The open source software companies (ISVs) that I’ve been talking with about Fedora have a common problem. Ironically they, as usual, are resolving this problem individually. Making an RPM that relies upon system packages is not seen as desirable, as it reduces their portability and focuses (in their minds) on one delivery platform — RPM-based Linux, specifically Fedora and Red Hat Enterprise Linux (RHEL). They see that as artificially limiting the pool of customers.
What if we had a tool that could take a proper Fedora RPM and build other targets such as ZIP files? In the process, it would download and bundle the dependencies instead of relying upon system packages.
Why would we care? Honestly, the only platform I care gets good packages is Fedora and friends. If one of these ISVs customers is running Fedora, RHEL, or a RHEL clone such as CentOS, I want those customers to have a better RPM-based experience. If those customers are running another OS, there is little I can do to help their experience, and we don’t have time to care.
But if I can make the ISVs lives easier, or at least no harder than before, that is a way we can help make Fedora-based distributions better.
Our argument that there it is a strategic investment to build good packages is falling on deaf ears. The common viewpoint sounds like this: “Our customers are not demanding RPM packages, they don’t want to feel we are pushing a Linux-based solution of any kind, after all we’re Java and run anywhere, and have you looked at how hard it is to package Java apps for Fedora?”

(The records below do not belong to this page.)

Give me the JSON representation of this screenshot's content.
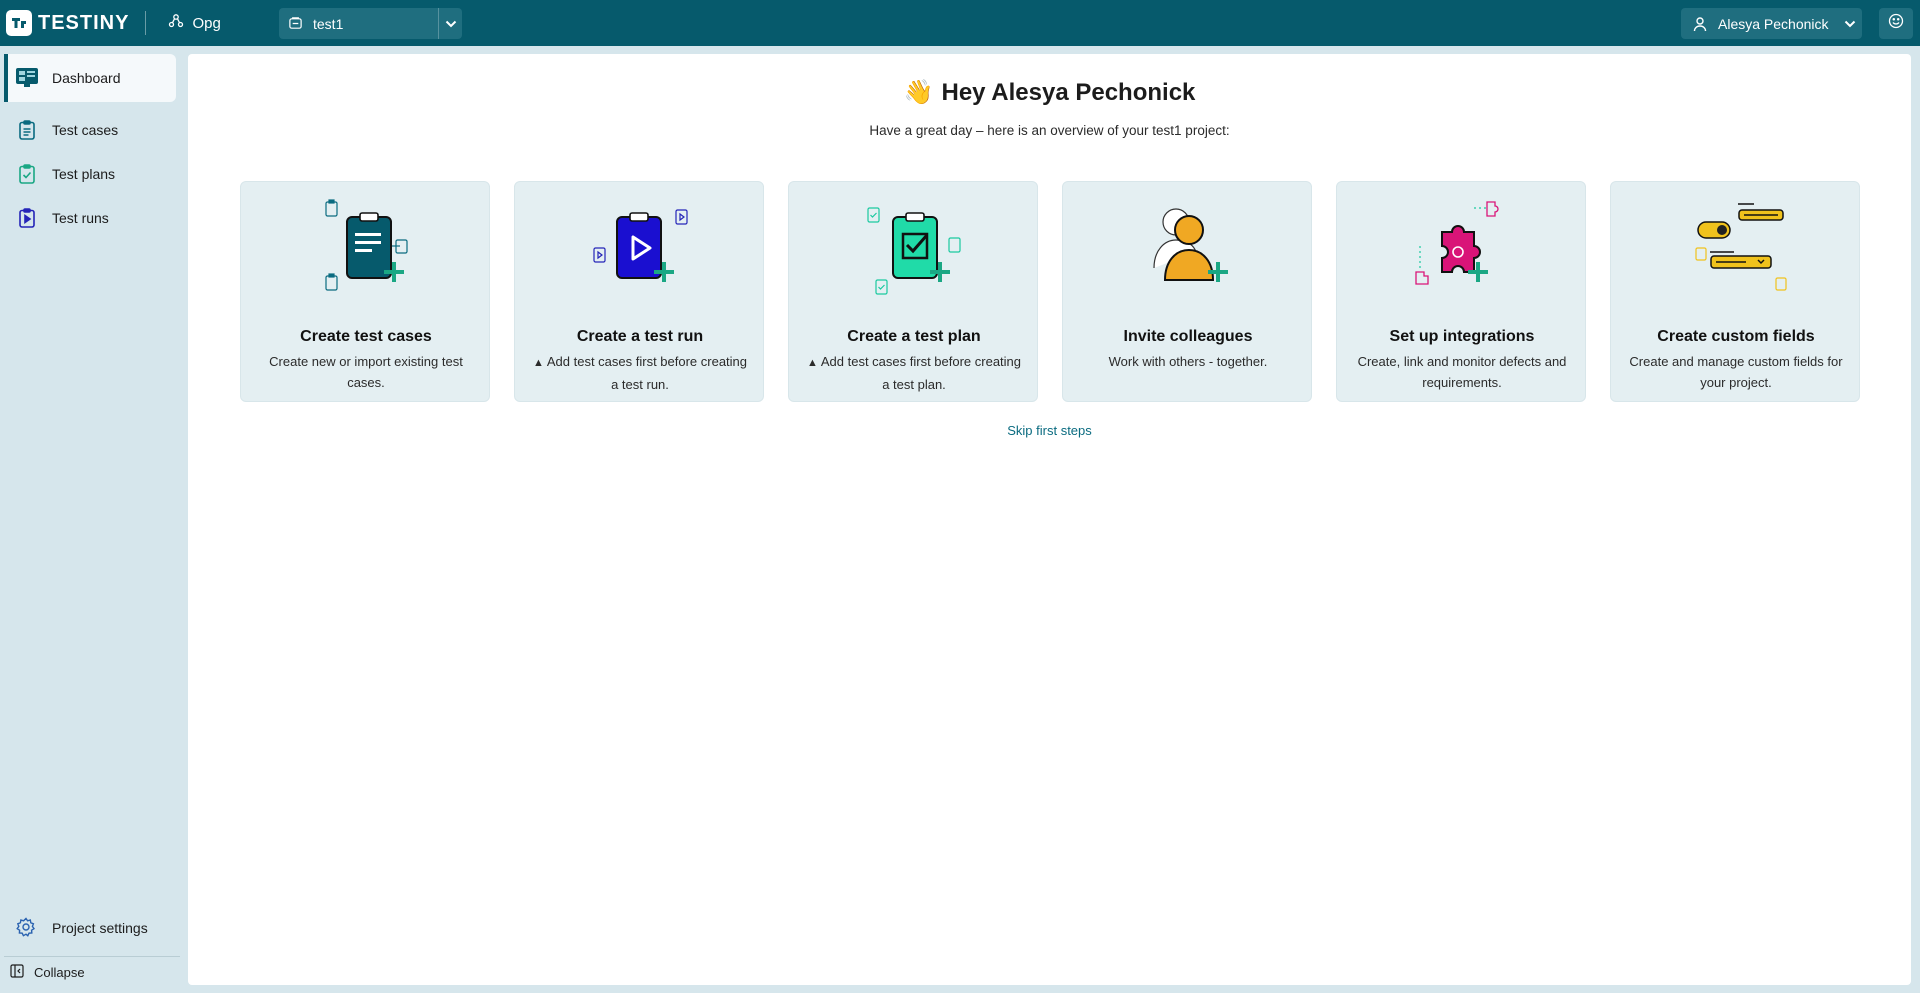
{
  "app": {
    "brand": "TESTINY",
    "org": "Opg"
  },
  "project_select": {
    "value": "test1"
  },
  "user": {
    "name": "Alesya Pechonick"
  },
  "sidebar": {
    "items": [
      {
        "label": "Dashboard",
        "icon": "dashboard-icon",
        "active": true
      },
      {
        "label": "Test cases",
        "icon": "test-cases-icon"
      },
      {
        "label": "Test plans",
        "icon": "test-plans-icon"
      },
      {
        "label": "Test runs",
        "icon": "test-runs-icon"
      }
    ],
    "settings_label": "Project settings",
    "collapse_label": "Collapse"
  },
  "main": {
    "greeting_emoji": "👋",
    "greeting": "Hey Alesya Pechonick",
    "subtitle": "Have a great day – here is an overview of your test1 project:",
    "cards": [
      {
        "title": "Create test cases",
        "desc": "Create new or import existing test cases.",
        "warning": false,
        "icon": "clipboard-teal-icon"
      },
      {
        "title": "Create a test run",
        "desc": "Add test cases first before creating a test run.",
        "warning": true,
        "icon": "clipboard-play-icon"
      },
      {
        "title": "Create a test plan",
        "desc": "Add test cases first before creating a test plan.",
        "warning": true,
        "icon": "clipboard-check-icon"
      },
      {
        "title": "Invite colleagues",
        "desc": "Work with others - together.",
        "warning": false,
        "icon": "people-icon"
      },
      {
        "title": "Set up integrations",
        "desc": "Create, link and monitor defects and requirements.",
        "warning": false,
        "icon": "puzzle-icon"
      },
      {
        "title": "Create custom fields",
        "desc": "Create and manage custom fields for your project.",
        "warning": false,
        "icon": "custom-fields-icon"
      }
    ],
    "skip_label": "Skip first steps"
  },
  "colors": {
    "topbar": "#065a6c",
    "sidebar": "#d6e6ec",
    "card": "#e4eff2",
    "accent": "#1aa784"
  }
}
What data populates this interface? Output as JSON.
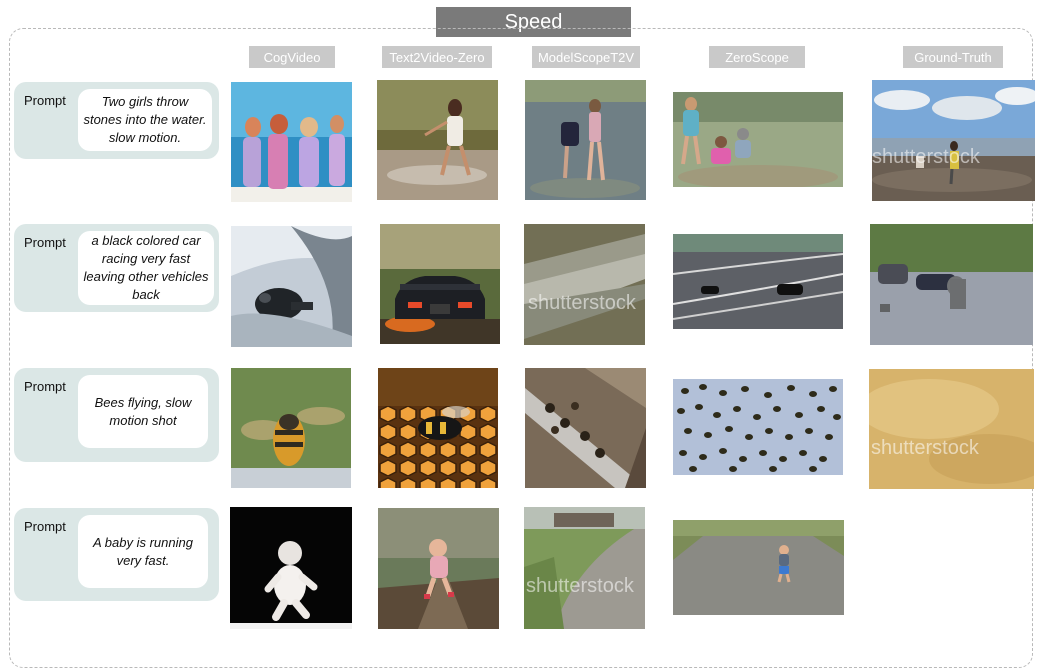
{
  "title": "Speed",
  "columns": [
    "CogVideo",
    "Text2Video-Zero",
    "ModelScopeT2V",
    "ZeroScope",
    "Ground-Truth"
  ],
  "rows": [
    {
      "label": "Prompt",
      "text": "Two girls throw stones into the water. slow motion."
    },
    {
      "label": "Prompt",
      "text": "a black colored car racing very fast leaving other vehicles back"
    },
    {
      "label": "Prompt",
      "text": "Bees flying, slow motion shot"
    },
    {
      "label": "Prompt",
      "text": "A baby is running very fast."
    }
  ],
  "watermark": "shutterstock"
}
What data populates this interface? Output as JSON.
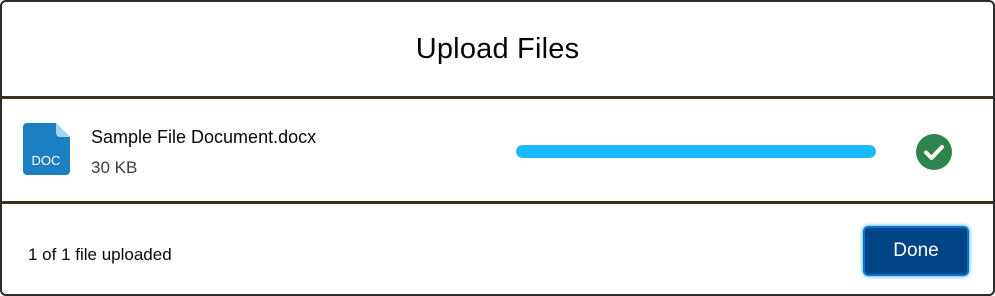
{
  "dialog": {
    "title": "Upload Files"
  },
  "file": {
    "name": "Sample File Document.docx",
    "size": "30 KB",
    "type_label": "DOC",
    "icon": "doc-file-icon",
    "progress_percent": 100,
    "status_icon": "success-check-icon"
  },
  "footer": {
    "status_text": "1 of 1 file uploaded",
    "done_label": "Done"
  },
  "colors": {
    "progress": "#1ab9ff",
    "success": "#2e844a",
    "brand_button": "#014486",
    "doc_icon": "#1b7fc1"
  }
}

From a business viewpoint, I understand. Being able to convince them to re-engineer in the middle of the race is going to take a lot more understanding than I can give them in five minutes here and there. So I got to thinking … if they ran Fedora or RHEL as a development, build, QA, and release engineering environment, but they could get an installer out the other side for any OS (ZIP, EXE, BIN, DEB, OpenSUSE RPM, Mandriva RPM) using some kind of magic ‘rpm2all’ tool, would that be compelling?
I know there is a lot more to it than I’ve described. I bet the MinGW cross-compiler has something to do with it. They might still need to specify mapping details for the conversion or plug in a proprietary installer builder.
But just as an idea … what do you think?